EXERCISE OBJECTIVE.
Please copy each line of the records below that includes the word "align".
┄┄┄┄┄┄
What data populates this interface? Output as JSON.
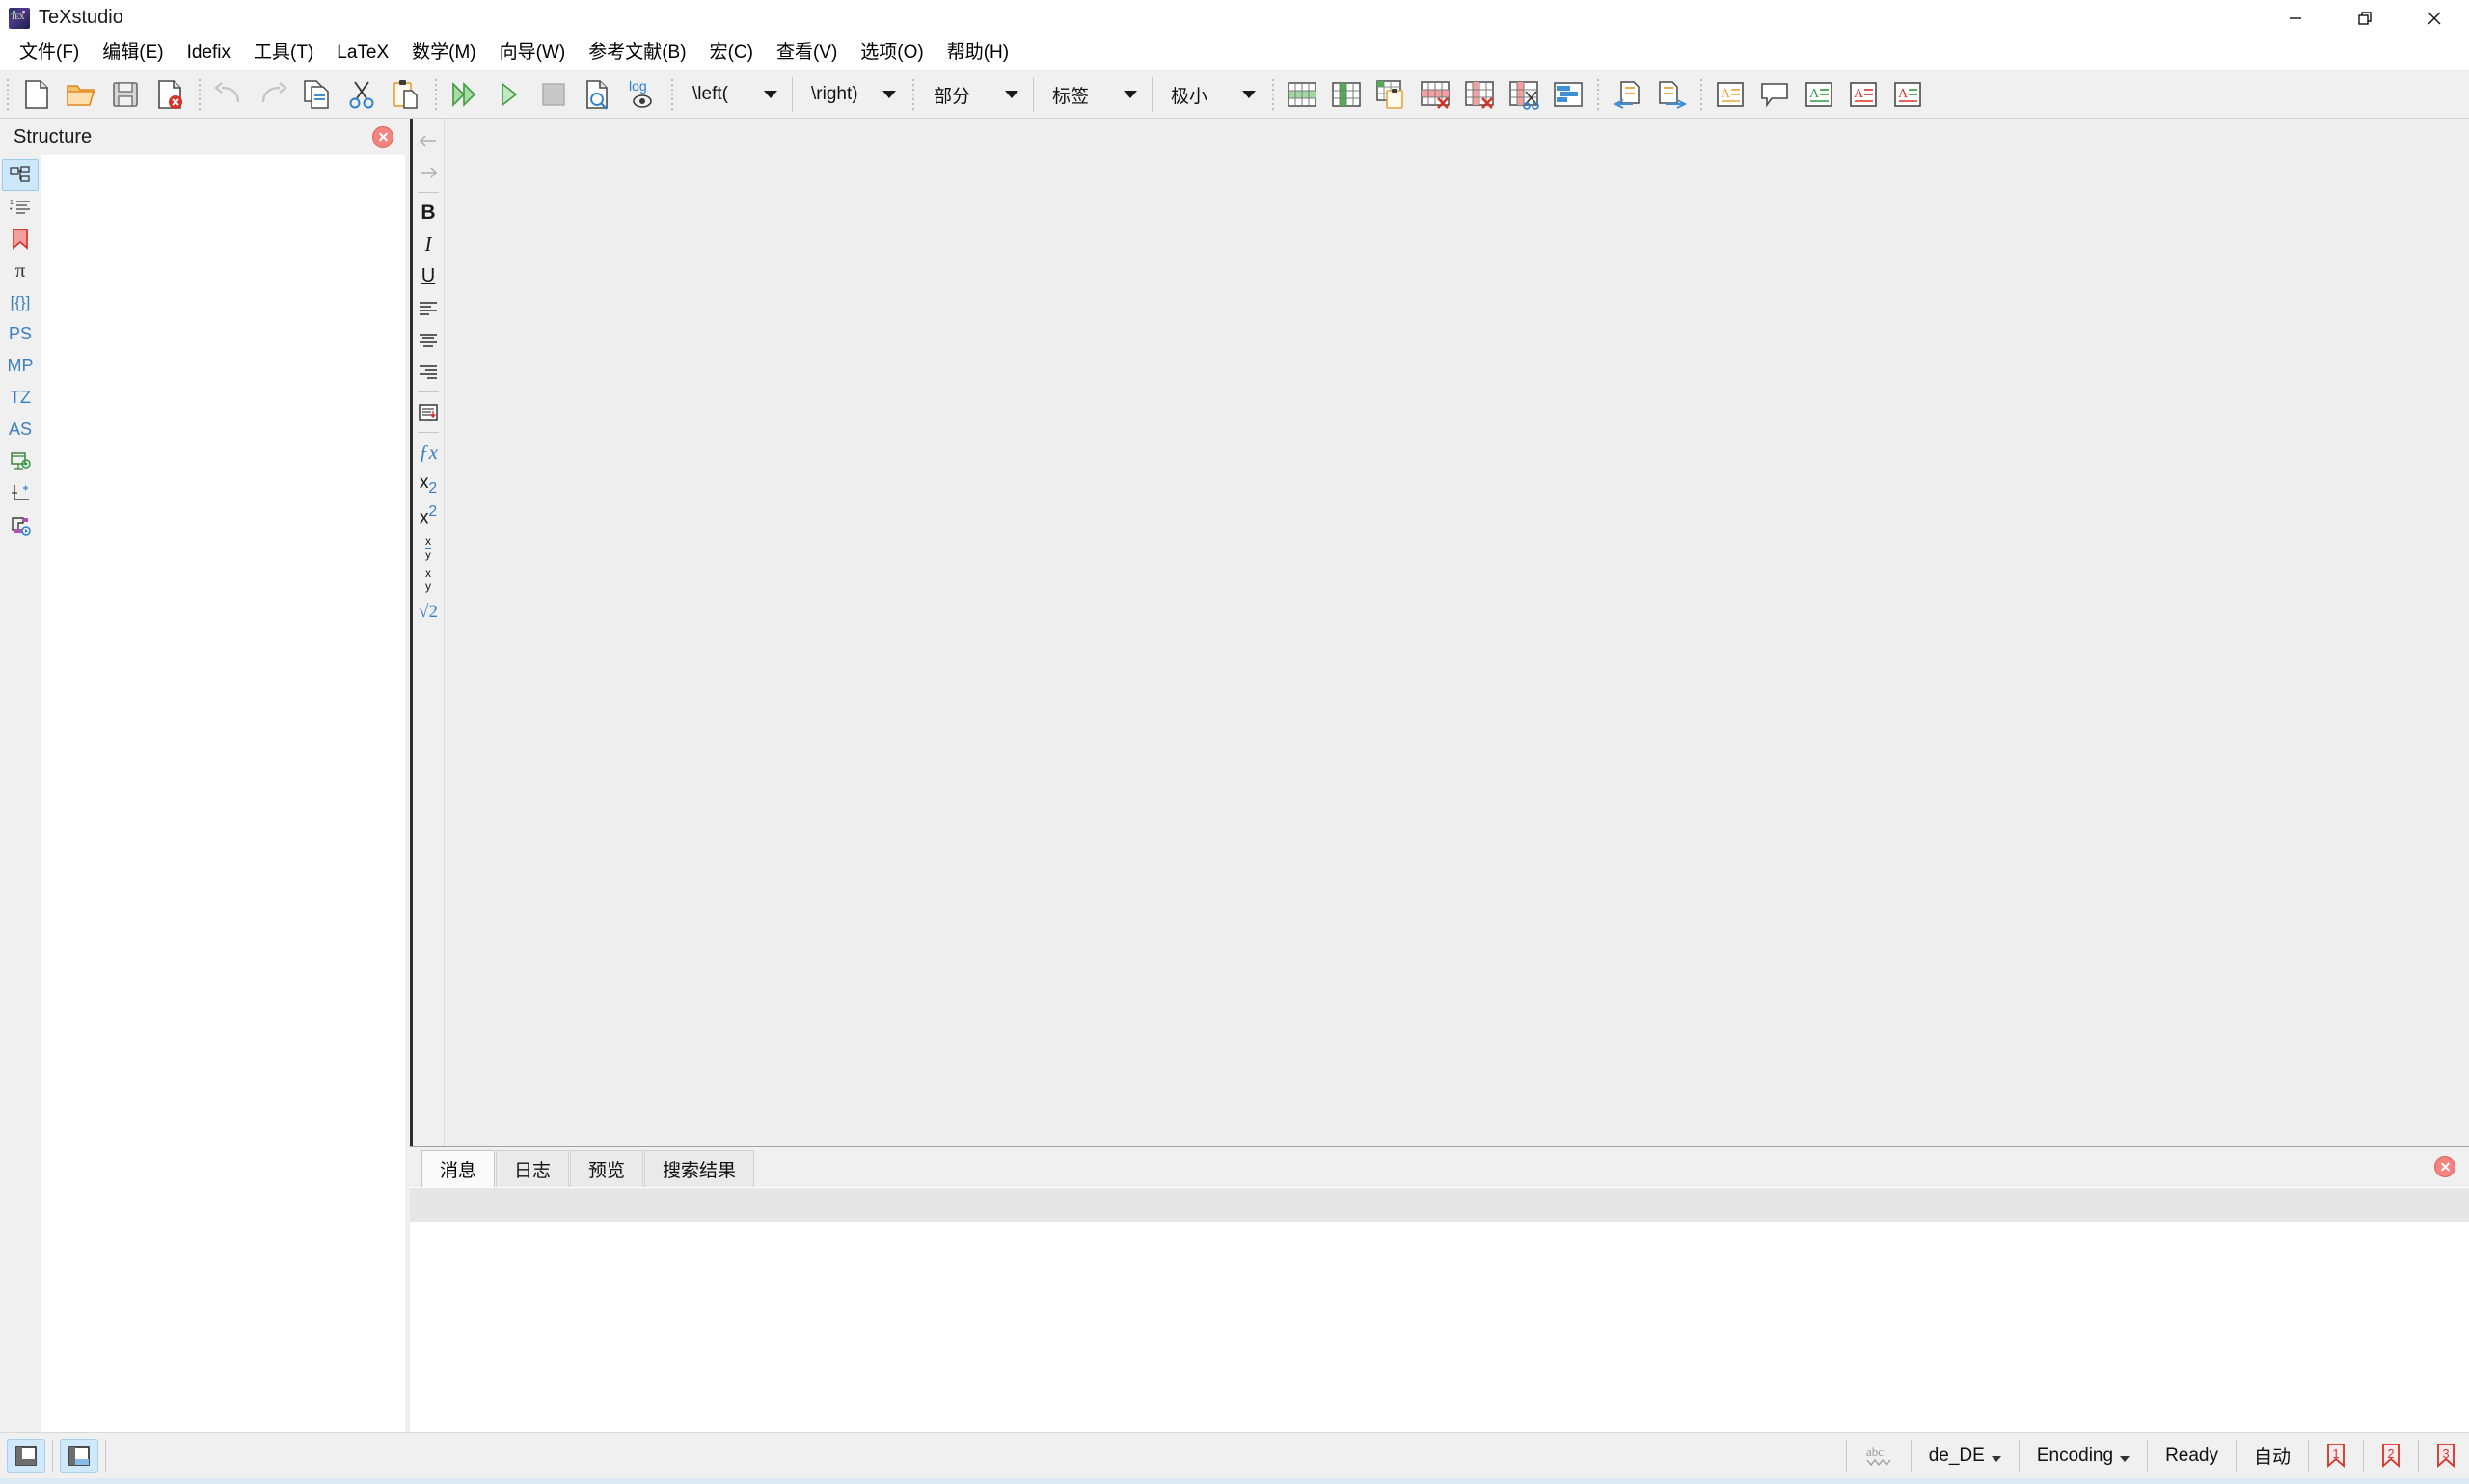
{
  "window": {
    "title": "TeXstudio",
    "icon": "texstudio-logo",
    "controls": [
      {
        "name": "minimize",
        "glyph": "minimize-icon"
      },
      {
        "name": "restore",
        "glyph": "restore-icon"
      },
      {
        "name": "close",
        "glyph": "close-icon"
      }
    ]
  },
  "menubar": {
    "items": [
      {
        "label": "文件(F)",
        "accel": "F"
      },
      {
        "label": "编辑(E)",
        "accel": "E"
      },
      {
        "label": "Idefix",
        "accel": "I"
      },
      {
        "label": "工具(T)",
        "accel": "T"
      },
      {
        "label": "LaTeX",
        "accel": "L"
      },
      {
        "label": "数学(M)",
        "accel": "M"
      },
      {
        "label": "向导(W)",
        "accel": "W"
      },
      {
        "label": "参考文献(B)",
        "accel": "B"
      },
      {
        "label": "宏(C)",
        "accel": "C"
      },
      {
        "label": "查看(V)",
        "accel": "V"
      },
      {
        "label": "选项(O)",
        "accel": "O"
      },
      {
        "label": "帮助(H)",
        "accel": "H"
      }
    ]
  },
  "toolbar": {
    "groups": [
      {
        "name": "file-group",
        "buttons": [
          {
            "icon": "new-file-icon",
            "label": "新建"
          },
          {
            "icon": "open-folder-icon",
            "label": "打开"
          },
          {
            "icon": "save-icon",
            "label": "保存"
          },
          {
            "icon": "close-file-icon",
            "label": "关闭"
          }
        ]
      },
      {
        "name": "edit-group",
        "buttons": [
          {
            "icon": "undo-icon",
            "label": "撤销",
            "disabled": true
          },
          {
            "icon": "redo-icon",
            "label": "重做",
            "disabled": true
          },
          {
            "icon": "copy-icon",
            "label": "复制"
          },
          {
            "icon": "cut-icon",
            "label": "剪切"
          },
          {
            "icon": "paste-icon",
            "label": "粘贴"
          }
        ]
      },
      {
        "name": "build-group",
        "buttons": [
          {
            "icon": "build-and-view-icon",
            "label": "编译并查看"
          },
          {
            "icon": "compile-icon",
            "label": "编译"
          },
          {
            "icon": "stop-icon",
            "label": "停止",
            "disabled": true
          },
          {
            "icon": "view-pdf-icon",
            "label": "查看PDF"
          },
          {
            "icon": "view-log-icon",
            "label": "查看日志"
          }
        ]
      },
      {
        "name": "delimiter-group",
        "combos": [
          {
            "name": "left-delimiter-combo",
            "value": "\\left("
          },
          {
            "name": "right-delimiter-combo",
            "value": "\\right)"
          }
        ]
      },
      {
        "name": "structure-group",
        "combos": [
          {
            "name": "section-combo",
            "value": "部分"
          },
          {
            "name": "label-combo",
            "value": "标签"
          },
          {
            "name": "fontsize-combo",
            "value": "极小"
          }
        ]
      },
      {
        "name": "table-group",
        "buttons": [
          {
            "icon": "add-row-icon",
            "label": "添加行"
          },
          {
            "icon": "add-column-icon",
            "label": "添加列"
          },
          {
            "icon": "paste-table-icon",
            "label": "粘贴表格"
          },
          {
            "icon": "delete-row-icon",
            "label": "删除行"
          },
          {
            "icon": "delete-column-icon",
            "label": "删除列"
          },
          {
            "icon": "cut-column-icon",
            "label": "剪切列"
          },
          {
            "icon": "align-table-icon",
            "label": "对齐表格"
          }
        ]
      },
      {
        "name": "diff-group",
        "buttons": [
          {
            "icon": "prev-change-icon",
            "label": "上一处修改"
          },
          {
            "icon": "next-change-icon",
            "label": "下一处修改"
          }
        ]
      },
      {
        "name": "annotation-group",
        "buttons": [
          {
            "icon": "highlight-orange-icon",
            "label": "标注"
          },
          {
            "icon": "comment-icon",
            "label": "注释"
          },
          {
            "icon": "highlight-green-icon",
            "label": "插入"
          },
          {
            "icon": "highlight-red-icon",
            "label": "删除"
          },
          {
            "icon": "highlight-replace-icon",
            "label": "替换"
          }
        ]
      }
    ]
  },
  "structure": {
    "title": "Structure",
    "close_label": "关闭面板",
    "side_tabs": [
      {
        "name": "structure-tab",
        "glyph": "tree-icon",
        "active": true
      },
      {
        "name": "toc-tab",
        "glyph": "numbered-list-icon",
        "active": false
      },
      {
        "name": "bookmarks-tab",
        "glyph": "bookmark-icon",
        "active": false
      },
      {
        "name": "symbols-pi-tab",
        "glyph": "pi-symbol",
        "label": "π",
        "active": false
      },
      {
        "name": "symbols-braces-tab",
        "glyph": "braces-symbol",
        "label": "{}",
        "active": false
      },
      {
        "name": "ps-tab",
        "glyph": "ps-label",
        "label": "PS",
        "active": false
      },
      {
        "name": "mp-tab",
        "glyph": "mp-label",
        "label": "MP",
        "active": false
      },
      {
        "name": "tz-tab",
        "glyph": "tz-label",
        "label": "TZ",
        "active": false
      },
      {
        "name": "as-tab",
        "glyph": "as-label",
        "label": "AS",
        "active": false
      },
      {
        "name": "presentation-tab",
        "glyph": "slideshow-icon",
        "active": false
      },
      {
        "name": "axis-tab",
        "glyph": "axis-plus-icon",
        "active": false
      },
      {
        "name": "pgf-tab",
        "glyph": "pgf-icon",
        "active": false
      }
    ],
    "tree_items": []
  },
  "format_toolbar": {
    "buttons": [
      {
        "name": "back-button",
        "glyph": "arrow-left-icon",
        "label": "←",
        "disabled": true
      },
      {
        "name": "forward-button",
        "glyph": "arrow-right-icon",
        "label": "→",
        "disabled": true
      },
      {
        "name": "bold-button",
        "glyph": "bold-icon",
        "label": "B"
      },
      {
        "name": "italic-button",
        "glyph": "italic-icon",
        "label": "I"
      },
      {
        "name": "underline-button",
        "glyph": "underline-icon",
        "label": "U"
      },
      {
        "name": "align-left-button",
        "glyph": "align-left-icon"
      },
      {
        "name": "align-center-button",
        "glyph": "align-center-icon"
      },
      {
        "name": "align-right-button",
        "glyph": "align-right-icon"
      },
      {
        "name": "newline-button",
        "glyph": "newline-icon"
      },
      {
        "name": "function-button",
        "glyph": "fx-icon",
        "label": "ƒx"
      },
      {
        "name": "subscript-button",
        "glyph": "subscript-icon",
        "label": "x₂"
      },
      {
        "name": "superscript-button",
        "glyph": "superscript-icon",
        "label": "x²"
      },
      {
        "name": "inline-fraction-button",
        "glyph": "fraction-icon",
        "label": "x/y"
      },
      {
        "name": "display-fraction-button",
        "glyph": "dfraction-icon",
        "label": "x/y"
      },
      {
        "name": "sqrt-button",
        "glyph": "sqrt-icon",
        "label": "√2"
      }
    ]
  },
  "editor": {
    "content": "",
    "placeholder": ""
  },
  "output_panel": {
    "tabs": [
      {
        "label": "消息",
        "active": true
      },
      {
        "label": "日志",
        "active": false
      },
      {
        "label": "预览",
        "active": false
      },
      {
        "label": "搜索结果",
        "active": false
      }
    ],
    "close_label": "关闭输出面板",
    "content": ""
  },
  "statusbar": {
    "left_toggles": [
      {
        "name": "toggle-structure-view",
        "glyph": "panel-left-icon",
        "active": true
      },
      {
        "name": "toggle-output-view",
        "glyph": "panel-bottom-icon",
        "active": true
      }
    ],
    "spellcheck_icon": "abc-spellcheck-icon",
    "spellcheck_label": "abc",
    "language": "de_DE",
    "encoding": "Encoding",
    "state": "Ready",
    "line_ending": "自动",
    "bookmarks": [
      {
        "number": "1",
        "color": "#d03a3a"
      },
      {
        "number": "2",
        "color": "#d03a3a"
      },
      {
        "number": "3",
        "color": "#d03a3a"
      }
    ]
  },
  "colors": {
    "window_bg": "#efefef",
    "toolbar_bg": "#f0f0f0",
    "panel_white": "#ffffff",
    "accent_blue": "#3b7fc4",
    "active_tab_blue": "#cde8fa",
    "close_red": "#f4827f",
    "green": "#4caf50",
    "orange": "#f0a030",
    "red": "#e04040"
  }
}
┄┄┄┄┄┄
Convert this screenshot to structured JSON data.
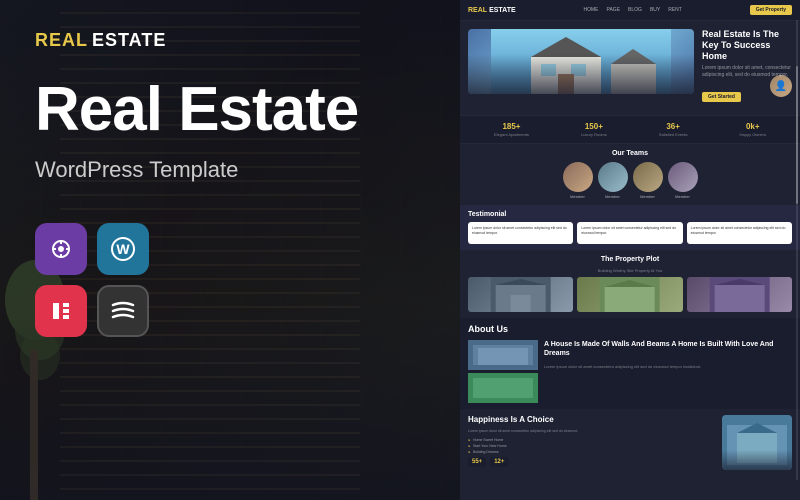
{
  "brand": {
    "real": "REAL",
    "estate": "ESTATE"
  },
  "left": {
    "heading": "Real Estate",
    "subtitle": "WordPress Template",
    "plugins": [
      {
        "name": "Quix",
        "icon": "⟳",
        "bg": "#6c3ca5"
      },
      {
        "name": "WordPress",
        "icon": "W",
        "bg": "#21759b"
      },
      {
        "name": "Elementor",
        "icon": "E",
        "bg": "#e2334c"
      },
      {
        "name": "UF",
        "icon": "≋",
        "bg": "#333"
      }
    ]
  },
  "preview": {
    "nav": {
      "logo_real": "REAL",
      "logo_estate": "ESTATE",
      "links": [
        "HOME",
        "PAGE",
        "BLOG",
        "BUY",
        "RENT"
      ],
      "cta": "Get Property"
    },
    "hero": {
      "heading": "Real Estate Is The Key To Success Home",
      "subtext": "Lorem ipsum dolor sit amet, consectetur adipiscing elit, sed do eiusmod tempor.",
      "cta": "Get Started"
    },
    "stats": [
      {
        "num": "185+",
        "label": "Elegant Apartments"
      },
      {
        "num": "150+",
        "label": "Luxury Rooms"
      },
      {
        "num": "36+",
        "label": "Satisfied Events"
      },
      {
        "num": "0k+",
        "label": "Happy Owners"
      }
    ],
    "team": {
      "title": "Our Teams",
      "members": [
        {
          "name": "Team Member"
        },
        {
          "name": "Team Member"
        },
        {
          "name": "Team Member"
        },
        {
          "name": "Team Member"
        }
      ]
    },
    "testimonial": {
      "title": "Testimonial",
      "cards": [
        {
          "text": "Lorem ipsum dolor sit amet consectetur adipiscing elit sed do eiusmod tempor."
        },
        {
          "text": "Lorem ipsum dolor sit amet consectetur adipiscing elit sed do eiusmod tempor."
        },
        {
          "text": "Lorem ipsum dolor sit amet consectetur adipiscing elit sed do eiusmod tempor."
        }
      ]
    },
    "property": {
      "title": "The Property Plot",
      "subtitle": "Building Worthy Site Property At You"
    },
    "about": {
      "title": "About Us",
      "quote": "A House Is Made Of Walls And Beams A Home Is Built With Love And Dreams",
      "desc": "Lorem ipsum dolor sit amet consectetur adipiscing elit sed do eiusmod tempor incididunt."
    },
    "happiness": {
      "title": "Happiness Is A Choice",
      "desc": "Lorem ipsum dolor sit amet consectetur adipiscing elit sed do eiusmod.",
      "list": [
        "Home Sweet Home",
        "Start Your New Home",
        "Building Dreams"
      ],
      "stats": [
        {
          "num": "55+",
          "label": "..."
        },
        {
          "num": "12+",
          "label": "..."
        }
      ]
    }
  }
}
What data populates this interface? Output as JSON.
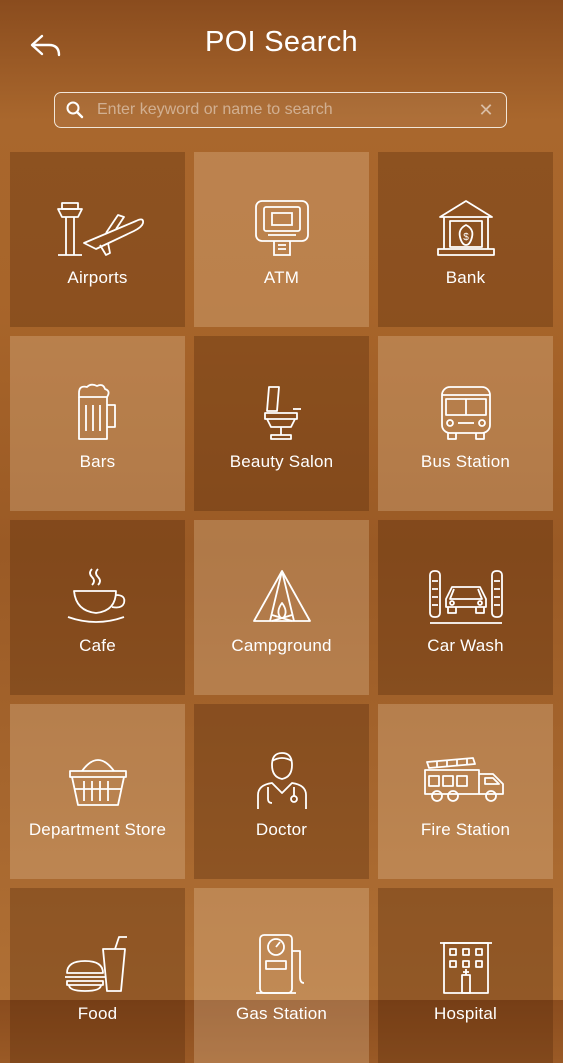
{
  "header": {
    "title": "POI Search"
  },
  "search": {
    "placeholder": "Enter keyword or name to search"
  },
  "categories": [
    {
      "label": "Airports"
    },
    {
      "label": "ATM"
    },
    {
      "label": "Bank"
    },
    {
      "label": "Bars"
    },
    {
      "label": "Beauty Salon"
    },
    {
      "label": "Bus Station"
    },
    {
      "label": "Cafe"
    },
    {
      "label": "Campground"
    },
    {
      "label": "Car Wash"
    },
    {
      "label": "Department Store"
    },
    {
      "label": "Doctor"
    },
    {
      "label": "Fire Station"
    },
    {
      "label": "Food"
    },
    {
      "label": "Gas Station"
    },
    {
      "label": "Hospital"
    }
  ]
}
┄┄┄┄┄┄
ANSWER TO THIS TASK.
            "icon": "align-table-icon",
        "name": "align-left-button",
        "glyph": "align-left-icon"
        "name": "align-center-button",
        "glyph": "align-center-icon"
        "name": "align-right-button",
        "glyph": "align-right-icon"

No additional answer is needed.